_Action item_
Where the records below have a line with "code", that line is to be copied.

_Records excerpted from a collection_

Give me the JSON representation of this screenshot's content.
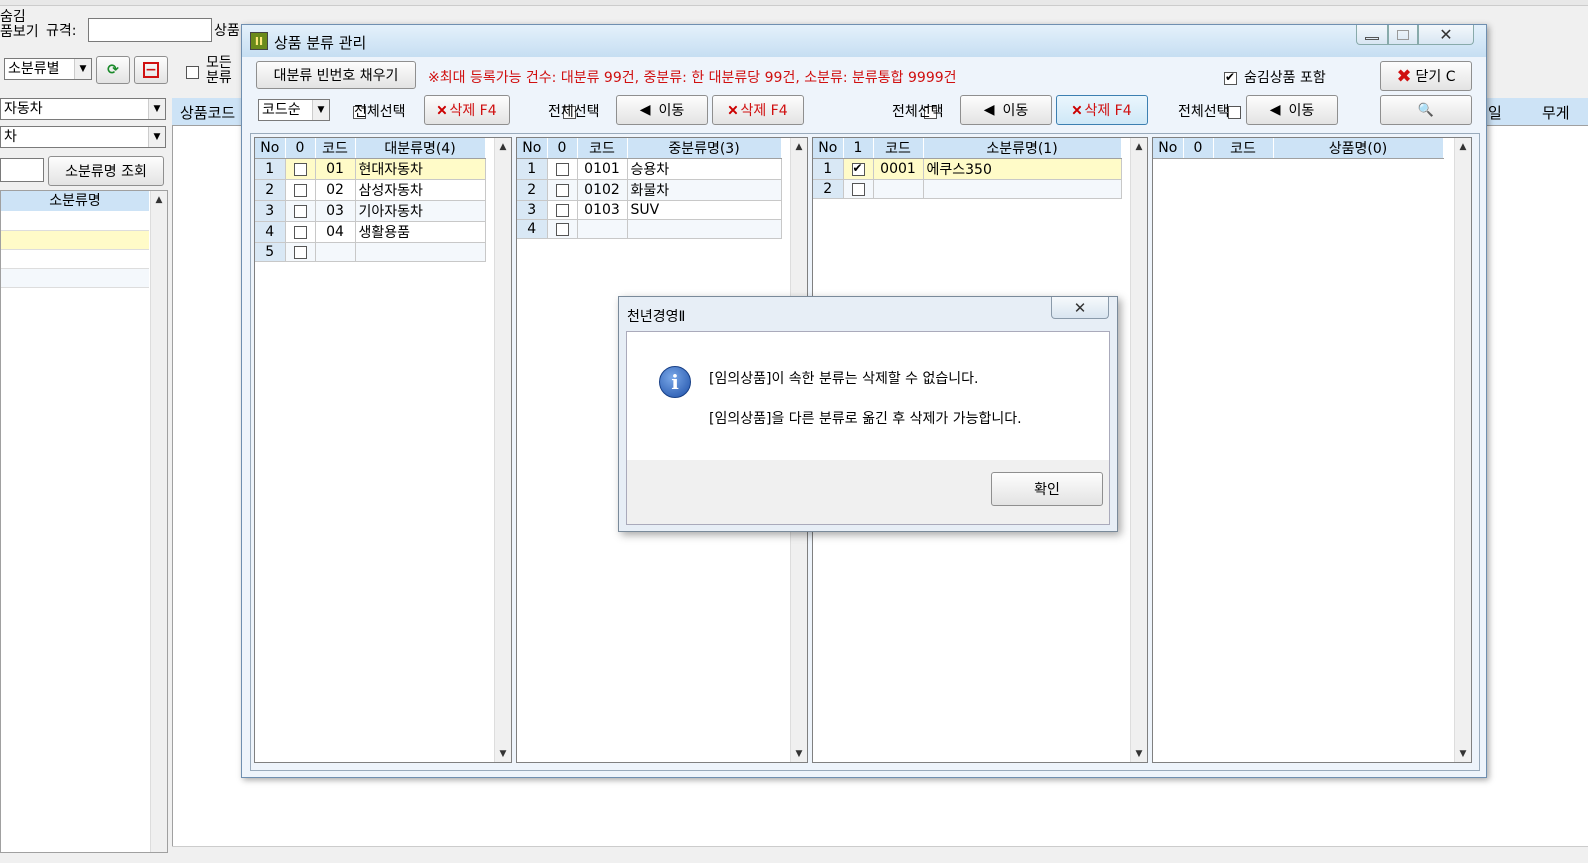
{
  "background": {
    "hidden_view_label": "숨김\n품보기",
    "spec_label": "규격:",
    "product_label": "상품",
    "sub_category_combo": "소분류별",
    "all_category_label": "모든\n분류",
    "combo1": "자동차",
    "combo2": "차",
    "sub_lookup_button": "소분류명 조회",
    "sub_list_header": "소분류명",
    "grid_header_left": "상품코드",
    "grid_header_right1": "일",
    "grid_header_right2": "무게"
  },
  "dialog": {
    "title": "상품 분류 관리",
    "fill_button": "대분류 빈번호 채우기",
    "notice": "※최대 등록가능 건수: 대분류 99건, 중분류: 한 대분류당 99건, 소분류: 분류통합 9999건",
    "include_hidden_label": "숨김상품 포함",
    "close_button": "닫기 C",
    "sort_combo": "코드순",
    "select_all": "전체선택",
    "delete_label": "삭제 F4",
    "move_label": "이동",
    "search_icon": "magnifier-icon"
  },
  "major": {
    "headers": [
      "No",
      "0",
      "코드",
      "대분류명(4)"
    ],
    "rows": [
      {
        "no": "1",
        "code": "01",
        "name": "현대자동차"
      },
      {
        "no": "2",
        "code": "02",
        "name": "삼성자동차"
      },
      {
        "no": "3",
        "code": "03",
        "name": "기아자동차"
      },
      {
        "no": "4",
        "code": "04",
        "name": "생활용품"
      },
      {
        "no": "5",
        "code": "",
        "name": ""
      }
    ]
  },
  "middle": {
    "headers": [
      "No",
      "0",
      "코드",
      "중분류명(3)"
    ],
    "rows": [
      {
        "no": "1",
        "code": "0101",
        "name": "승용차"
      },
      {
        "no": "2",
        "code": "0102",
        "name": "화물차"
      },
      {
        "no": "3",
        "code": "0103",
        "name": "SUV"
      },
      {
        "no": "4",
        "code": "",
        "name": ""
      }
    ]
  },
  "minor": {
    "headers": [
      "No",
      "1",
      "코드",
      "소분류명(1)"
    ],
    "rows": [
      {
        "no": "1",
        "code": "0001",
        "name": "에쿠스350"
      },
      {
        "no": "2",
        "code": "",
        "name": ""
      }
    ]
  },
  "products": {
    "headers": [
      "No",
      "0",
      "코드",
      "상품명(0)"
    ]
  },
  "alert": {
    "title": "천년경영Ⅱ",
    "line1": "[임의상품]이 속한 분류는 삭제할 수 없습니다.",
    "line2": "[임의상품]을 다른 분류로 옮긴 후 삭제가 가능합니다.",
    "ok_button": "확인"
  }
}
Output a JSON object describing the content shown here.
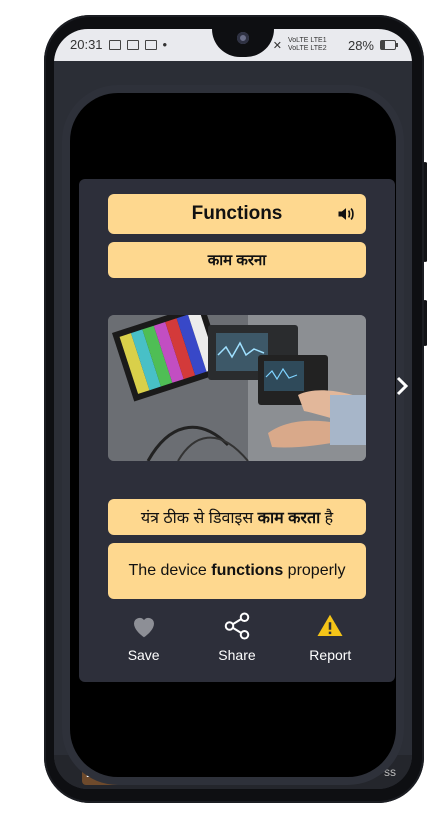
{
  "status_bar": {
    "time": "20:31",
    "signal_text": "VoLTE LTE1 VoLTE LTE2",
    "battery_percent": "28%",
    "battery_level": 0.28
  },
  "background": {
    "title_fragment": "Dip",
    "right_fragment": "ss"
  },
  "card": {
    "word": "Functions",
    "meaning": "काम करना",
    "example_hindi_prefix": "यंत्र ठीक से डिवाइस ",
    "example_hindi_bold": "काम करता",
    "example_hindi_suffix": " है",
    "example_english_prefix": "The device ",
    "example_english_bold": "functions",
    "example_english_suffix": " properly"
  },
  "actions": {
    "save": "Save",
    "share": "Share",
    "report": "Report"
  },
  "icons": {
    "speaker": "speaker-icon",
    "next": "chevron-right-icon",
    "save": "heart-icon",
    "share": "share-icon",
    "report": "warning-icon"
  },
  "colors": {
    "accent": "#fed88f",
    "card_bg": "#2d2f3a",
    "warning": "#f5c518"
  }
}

_Answer space_
        "code": "01",
        "code": "02",
        "code": "03",
        "code": "04",
        "code": "",
        "code": "0101",
        "code": "0102",
        "code": "0103",
        "code": "",
        "code": "0001",
        "code": "",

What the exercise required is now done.